Jerry is the senior editor for the show. I got to sit next to Jerry while he was winding down the day of work, right before the wrap party, and he was extremely good natured about me peppering him with questions, “What do you do, how do you do it, why do you do it that way, what would happen if you did it this way, what’s your favorite color…”. Obviously wickedly talented, I get the impression he guards himself against getting too close to the personalities in a project, as he seemed to me a very high energy person who develops strong feelings about people and projects. Lucky for Comic Book Men, he’s grooving on the people and project.
I spoke with Jeremy only for about 20 seconds, but our exchange is something I hold as a gift. At the (very loud) wrap party, he grabbed my arm on the way out and pulled me close so I could hear him. “Mike’s a great guy,” he told me with intense sincerity. “I know,” I said through a smile. “No,” he insisted, pulling me closer, “Really. Mike is a GREAT, guy.” Our eyes locked and my heart pounded. I absolutely know what he was trying to convey, and am so liking him for insisting we meet eye-to-eye on that one.

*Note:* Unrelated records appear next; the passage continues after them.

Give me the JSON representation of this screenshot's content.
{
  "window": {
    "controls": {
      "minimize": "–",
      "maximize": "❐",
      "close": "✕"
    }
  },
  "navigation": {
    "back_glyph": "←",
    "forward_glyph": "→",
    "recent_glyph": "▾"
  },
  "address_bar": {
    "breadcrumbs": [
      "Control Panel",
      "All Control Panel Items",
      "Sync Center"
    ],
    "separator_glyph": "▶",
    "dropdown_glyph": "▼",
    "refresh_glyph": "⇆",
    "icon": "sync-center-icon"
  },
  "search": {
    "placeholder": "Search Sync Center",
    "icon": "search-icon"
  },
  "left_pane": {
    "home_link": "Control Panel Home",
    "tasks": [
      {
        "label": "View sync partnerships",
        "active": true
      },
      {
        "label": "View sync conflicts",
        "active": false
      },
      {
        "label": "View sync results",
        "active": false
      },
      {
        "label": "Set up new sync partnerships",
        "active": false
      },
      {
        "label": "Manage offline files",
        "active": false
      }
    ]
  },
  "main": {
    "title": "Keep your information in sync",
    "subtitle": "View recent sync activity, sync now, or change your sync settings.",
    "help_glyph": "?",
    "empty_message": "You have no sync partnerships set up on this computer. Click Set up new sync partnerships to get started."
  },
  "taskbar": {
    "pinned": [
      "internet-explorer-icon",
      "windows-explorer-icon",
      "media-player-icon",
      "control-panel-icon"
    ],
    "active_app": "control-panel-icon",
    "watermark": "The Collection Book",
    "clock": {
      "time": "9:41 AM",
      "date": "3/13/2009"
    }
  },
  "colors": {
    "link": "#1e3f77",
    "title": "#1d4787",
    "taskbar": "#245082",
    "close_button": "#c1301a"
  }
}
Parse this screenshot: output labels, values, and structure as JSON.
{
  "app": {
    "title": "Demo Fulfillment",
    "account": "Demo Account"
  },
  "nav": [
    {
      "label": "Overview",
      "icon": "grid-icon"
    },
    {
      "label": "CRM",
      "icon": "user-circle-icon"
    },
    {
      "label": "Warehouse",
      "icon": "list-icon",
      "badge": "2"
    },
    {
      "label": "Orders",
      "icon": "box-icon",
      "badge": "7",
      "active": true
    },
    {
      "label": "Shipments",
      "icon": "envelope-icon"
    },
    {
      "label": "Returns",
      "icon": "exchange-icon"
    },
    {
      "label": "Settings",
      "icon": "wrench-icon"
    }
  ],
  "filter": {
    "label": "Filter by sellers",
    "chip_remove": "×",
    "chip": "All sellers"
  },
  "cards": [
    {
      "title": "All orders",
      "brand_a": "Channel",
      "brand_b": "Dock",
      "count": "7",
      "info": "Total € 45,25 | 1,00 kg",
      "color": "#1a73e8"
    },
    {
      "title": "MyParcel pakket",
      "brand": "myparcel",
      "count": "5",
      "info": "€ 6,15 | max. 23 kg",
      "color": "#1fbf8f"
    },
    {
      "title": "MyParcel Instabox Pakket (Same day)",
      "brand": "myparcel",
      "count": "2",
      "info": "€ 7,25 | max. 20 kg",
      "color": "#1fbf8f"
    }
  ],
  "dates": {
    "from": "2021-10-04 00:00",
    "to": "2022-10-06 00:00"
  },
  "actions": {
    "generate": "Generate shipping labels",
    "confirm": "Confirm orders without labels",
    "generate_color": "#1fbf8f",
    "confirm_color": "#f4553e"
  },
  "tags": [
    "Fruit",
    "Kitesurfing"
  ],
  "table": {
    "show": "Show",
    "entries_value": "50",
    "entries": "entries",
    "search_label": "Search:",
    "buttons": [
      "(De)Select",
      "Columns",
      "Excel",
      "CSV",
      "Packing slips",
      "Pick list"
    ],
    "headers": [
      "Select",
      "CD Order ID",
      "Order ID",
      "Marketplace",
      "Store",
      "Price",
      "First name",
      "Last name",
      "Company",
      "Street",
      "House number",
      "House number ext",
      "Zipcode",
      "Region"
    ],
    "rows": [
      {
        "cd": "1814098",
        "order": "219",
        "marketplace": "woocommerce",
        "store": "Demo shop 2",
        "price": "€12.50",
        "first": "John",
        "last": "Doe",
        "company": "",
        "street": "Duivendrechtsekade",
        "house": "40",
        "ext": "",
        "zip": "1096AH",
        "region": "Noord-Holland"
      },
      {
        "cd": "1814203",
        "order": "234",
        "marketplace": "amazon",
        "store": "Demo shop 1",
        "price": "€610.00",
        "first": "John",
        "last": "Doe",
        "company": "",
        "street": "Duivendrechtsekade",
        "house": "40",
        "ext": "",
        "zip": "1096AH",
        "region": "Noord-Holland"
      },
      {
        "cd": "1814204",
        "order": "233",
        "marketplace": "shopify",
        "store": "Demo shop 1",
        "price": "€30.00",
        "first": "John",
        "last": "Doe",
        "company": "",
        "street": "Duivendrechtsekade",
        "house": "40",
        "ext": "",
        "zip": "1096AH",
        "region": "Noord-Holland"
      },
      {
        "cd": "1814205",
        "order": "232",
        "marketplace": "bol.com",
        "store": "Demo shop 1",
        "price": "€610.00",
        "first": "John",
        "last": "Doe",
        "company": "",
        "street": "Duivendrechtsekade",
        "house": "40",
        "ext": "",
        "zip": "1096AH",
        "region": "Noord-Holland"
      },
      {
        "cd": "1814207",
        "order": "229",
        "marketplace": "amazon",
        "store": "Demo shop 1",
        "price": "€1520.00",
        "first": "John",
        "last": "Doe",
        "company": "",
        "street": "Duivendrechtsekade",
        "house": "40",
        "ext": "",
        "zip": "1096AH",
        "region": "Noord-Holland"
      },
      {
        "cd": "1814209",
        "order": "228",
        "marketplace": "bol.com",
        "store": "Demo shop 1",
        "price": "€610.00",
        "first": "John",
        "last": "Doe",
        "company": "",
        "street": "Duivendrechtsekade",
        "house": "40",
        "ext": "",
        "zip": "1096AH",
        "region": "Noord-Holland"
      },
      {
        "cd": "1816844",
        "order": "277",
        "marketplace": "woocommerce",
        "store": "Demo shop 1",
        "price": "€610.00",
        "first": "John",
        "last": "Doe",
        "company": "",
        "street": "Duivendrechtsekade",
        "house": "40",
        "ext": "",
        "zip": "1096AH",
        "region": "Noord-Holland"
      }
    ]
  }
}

Jeremy could be the next Hannibal Lechter, but I will have his back forever because he sees what I see in Michael, and values it. Jeremy was the director of photography.
There are others that should be acknoweldged, though I didn’t have the chance to do more than shake their hands:
Coop, Remy, Dane, Roan, and JB.